_WHAT IS EXPECTED_:
Report every line of the data that includes "feat".
[SUPPLIED RECORDS — start]
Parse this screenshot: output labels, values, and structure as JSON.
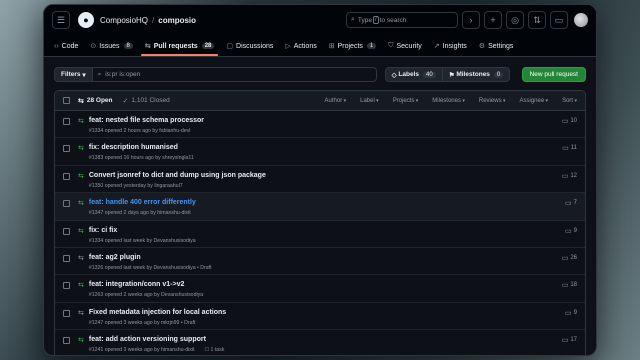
{
  "header": {
    "owner": "ComposioHQ",
    "repo": "composio",
    "search_placeholder": "Type",
    "search_suffix": "to search",
    "search_key": "/"
  },
  "nav": {
    "tabs": [
      {
        "label": "Code",
        "icon": "code-icon",
        "count": ""
      },
      {
        "label": "Issues",
        "icon": "issue-icon",
        "count": "8"
      },
      {
        "label": "Pull requests",
        "icon": "pull-request-icon",
        "count": "28"
      },
      {
        "label": "Discussions",
        "icon": "discussion-icon",
        "count": ""
      },
      {
        "label": "Actions",
        "icon": "play-icon",
        "count": ""
      },
      {
        "label": "Projects",
        "icon": "table-icon",
        "count": "1"
      },
      {
        "label": "Security",
        "icon": "shield-icon",
        "count": ""
      },
      {
        "label": "Insights",
        "icon": "graph-icon",
        "count": ""
      },
      {
        "label": "Settings",
        "icon": "gear-icon",
        "count": ""
      }
    ]
  },
  "filters": {
    "button": "Filters",
    "query": "is:pr is:open",
    "labels_label": "Labels",
    "labels_count": "40",
    "milestones_label": "Milestones",
    "milestones_count": "0",
    "new_pr": "New pull request"
  },
  "list": {
    "open_label": "28 Open",
    "closed_label": "1,101 Closed",
    "sorts": [
      "Author",
      "Label",
      "Projects",
      "Milestones",
      "Reviews",
      "Assignee",
      "Sort"
    ],
    "rows": [
      {
        "title": "feat: nested file schema processor",
        "meta": "#1334 opened 2 hours ago by fabianhu-devl",
        "comments": "10",
        "draft": false,
        "task": ""
      },
      {
        "title": "fix: description humanised",
        "meta": "#1383 opened 16 hours ago by shreysingla11",
        "comments": "11",
        "draft": false,
        "task": ""
      },
      {
        "title": "Convert jsonref to dict and dump using json package",
        "meta": "#1350 opened yesterday by lingaraahul7",
        "comments": "12",
        "draft": false,
        "task": ""
      },
      {
        "title": "feat: handle 400 error differently",
        "meta": "#1347 opened 2 days ago by himanshu-dixit",
        "comments": "7",
        "draft": false,
        "task": ""
      },
      {
        "title": "fix: ci fix",
        "meta": "#1334 opened last week by Devanshusisodiya",
        "comments": "9",
        "draft": false,
        "task": ""
      },
      {
        "title": "feat: ag2 plugin",
        "meta": "#1326 opened last week by Devanshusisodiya • Draft",
        "comments": "26",
        "draft": true,
        "task": ""
      },
      {
        "title": "feat: integration/conn v1->v2",
        "meta": "#1263 opened 2 weeks ago by Devanshusisodiya",
        "comments": "18",
        "draft": false,
        "task": ""
      },
      {
        "title": "Fixed metadata injection for local actions",
        "meta": "#1247 opened 3 weeks ago by mkrjn99 • Draft",
        "comments": "9",
        "draft": true,
        "task": ""
      },
      {
        "title": "feat: add action versioning support",
        "meta": "#1241 opened 3 weeks ago by himanshu-dixit",
        "comments": "17",
        "draft": false,
        "task": "1 task"
      }
    ]
  },
  "colors": {
    "accent": "#f78166",
    "open": "#3fb950",
    "link": "#4493f8",
    "new_pr": "#238636"
  }
}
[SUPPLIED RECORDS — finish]
_RESULT BELOW_:
        "title": "feat: nested file schema processor",
        "title": "feat: handle 400 error differently",
        "title": "feat: ag2 plugin",
        "title": "feat: integration/conn v1->v2",
        "title": "feat: add action versioning support",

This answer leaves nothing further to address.